While some larger vehicles continue to ignore the rubber curbs, overall these seem to work fairly well, except for the completely unprotected section at the 900 block, a segment that we observed was blocked for about 17% of the time during the study. For the most part, the violators on this block seemed to be delivery vehicles, who for one reason or another, are not using the loading docks of the building, nor the curbside lane on the other side of the street (which is currently signed for no stopping or standing). The day after the Data Protected Bike Lanes action, according to one bike commuter, a Pittsburgh police officer told a delivery driver to not park in the bike lane to unload. The driver got back in their vehicle and parked on the other side of the street – Problem solved!
Solution: Designate the curb lane across the street as a loading zone.

Allegheny Commons, Northside – While we could not fill every time slot along the Allegheny Commons two-way protected bike lane, we were still able to glean some insight into the patterns of bike lane blockages. South and East Commons resulted in a similar number of reports, while North and West Commons saw very few reported violations. East and South were blocked for 27% and 25% of the time during observation, respectively, while West and North Commons were blocked for about 10% of the time. Drivers along the Commons were brazenly sneaking into the small sections that lack protection near driveways, or squeezing between bollards.
Solution: Add better protection and/or more bollards.

By the end of the day, Pittsburgh Police Officers were telling drivers to move out of the bike lanes

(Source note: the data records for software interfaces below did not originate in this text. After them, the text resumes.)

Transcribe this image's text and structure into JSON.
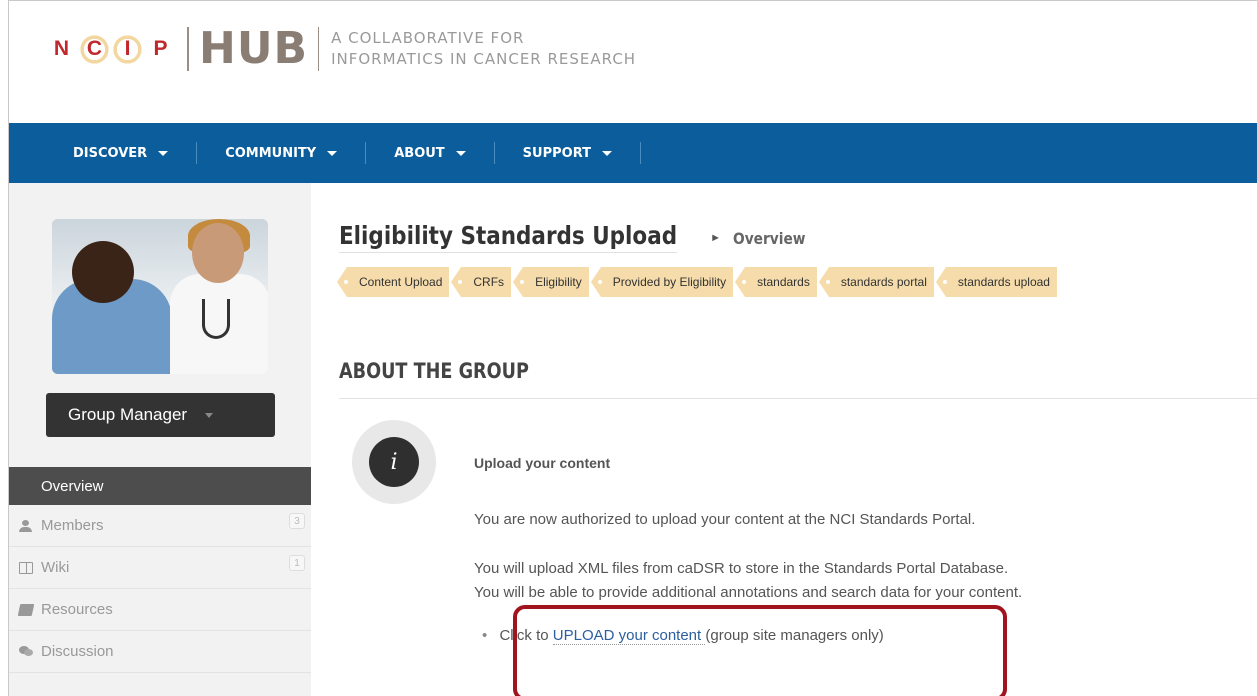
{
  "header": {
    "logo_letters": [
      "N",
      "C",
      "I",
      "P"
    ],
    "hub_text": "HUB",
    "tagline_line1": "A COLLABORATIVE FOR",
    "tagline_line2": "INFORMATICS IN CANCER RESEARCH"
  },
  "nav": {
    "items": [
      {
        "label": "DISCOVER"
      },
      {
        "label": "COMMUNITY"
      },
      {
        "label": "ABOUT"
      },
      {
        "label": "SUPPORT"
      }
    ]
  },
  "sidebar": {
    "group_manager_label": "Group Manager",
    "menu": [
      {
        "label": "Overview",
        "icon": "grid-icon",
        "active": true
      },
      {
        "label": "Members",
        "icon": "user-icon",
        "count": "3"
      },
      {
        "label": "Wiki",
        "icon": "book-icon",
        "count": "1"
      },
      {
        "label": "Resources",
        "icon": "resources-icon"
      },
      {
        "label": "Discussion",
        "icon": "chat-icon"
      }
    ]
  },
  "main": {
    "title": "Eligibility Standards Upload",
    "breadcrumb_arrow": "►",
    "breadcrumb": "Overview",
    "tags": [
      "Content Upload",
      "CRFs",
      "Eligibility",
      "Provided by Eligibility",
      "standards",
      "standards portal",
      "standards upload"
    ],
    "section_title": "ABOUT THE GROUP",
    "info_icon_glyph": "i",
    "upload_heading": "Upload your content",
    "paragraph1": "You are now authorized to upload your content at the NCI Standards Portal.",
    "paragraph2_line1": "You will upload XML files from caDSR to store in the Standards Portal Database.",
    "paragraph2_line2": "You will be able to provide additional annotations and search data for your content.",
    "bullet_prefix": "Click to",
    "bullet_link": "UPLOAD your content",
    "bullet_suffix": "(group site managers only)"
  },
  "colors": {
    "nav_bg": "#0b5d9b",
    "tag_bg": "#f5dcaa",
    "highlight_border": "#a0141e",
    "active_menu_bg": "#4d4d4d"
  }
}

Conclusions from the Data Protected Bike Lane

Parking in a bike lane is dangerous for everyone – The roads were not designed for parking in the bike lane. We observed several near misses, not just between bikes, but also between cars and pedestrians, as people parked wherever they wanted. Parking in the bike lane effectively closes down the infrastructure and wastes the City’s investment in car-free transportation alternatives. This is particularly telling when you look at the percent of time that the bike lane blockages occurred – as high as 50% of the time in some locations. When the lane is blocked, it literally drives people away from using the infrastructure and using a bicycle, in general.

Not all protection is created equal – Sometimes a flexible bollard or rubber curb is enough to keep people from parking in a bike lane. However, sometimes bollards are not enough. It’s clear that people will ignore and even drive over the bollards and rubber curbs as they seem fit. Better solutions exist to fortify the most problematic areas, such as planters or concrete, and we now have data to figure out where best to invest tight resources. Putting in this extra effort in complex areas will pay dividends in safety.

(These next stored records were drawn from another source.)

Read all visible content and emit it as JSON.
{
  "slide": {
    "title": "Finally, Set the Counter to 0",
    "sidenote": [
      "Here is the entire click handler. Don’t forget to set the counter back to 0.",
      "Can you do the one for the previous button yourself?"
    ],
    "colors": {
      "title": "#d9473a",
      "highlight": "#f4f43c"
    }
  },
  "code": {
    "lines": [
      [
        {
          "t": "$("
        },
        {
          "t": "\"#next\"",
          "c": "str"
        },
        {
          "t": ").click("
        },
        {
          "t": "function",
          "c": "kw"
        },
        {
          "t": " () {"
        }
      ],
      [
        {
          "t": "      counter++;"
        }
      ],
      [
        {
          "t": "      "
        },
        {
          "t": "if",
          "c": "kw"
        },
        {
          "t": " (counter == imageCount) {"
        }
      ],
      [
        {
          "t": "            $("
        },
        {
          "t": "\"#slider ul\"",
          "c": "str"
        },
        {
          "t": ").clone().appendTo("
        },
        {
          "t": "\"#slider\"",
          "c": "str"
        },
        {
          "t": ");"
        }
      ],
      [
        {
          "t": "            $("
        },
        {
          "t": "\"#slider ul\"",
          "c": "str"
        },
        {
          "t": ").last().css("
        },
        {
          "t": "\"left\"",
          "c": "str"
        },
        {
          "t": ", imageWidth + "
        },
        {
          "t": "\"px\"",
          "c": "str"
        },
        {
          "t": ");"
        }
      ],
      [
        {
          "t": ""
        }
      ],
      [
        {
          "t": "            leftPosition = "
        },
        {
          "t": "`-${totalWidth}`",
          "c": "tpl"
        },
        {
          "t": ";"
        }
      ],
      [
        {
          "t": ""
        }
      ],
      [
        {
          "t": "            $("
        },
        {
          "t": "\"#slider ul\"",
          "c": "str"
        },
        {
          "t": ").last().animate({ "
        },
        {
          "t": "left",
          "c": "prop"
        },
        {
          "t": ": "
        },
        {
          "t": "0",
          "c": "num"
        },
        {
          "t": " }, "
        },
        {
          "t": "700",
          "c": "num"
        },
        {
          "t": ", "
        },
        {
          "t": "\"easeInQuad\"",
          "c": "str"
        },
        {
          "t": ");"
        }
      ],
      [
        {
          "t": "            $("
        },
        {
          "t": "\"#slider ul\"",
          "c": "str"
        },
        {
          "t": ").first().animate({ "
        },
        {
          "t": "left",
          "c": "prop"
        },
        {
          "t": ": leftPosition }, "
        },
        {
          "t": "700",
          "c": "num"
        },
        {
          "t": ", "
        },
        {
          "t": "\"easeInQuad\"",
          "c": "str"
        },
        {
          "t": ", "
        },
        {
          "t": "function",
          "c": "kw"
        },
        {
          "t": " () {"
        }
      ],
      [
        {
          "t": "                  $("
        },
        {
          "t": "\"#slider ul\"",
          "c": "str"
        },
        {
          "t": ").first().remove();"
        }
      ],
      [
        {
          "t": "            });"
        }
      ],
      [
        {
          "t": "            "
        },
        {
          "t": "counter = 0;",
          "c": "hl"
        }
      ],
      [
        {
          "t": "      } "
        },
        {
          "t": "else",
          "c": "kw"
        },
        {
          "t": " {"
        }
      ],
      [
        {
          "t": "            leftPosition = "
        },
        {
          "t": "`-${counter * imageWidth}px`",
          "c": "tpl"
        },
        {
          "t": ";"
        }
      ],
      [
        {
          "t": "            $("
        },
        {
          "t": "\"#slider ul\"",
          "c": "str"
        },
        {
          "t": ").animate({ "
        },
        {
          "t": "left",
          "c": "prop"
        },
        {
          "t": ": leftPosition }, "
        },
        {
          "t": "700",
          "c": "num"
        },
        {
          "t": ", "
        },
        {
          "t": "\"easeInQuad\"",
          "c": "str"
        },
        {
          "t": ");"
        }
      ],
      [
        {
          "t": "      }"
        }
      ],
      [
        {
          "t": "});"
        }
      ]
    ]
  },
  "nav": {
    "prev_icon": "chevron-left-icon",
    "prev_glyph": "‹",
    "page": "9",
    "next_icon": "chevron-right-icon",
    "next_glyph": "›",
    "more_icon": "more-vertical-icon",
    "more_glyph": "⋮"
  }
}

Unprotected vs protected – It’s become obvious that protecting bike lanes does more than just keep moving cars out of the bike lane. It prevents illegally parking in them as well. There are some sections of bike lanes, that can hardly be called bike lanes due to the amount of time they are parked up. As drivers seem to disregard the rules with aplomb, putting up a physical barrier may be the only solution for keeping people safe.

Hopefully, this data will help the City better manage their resources and enhance bike lanes where it matters most.

We’re working with the City to adopt the app for regular use to help track the problem areas of not only bike lane parking, but sidewalk/crosswalk parking, near-miss incidents, bus lane blockages, etc. This demonstration showed how collectively we can tell a really important story and provide useful data to improve transportation for all.

A Toronto bike lane protected with planters

Subscribe to The Messenger

Sign up for Bike Pittsburgh’s newsletter to get the latest news on events (including OpenStreetsPGH and PedalPGH), educational classes, and fun, delivered straight to your inbox.S

  • This field is for validation purposes and should be left unchanged.


1 Comment

  • paulheckbert says:

    Pittsburgh Parking Court is at 240 Fourth Ave, one block north of the most-obstructed block you found, the 200 block of Third Ave. Maybe the bike-lane-parkers were running into court to pay off a parking fine?

Leave a Reply

Supported by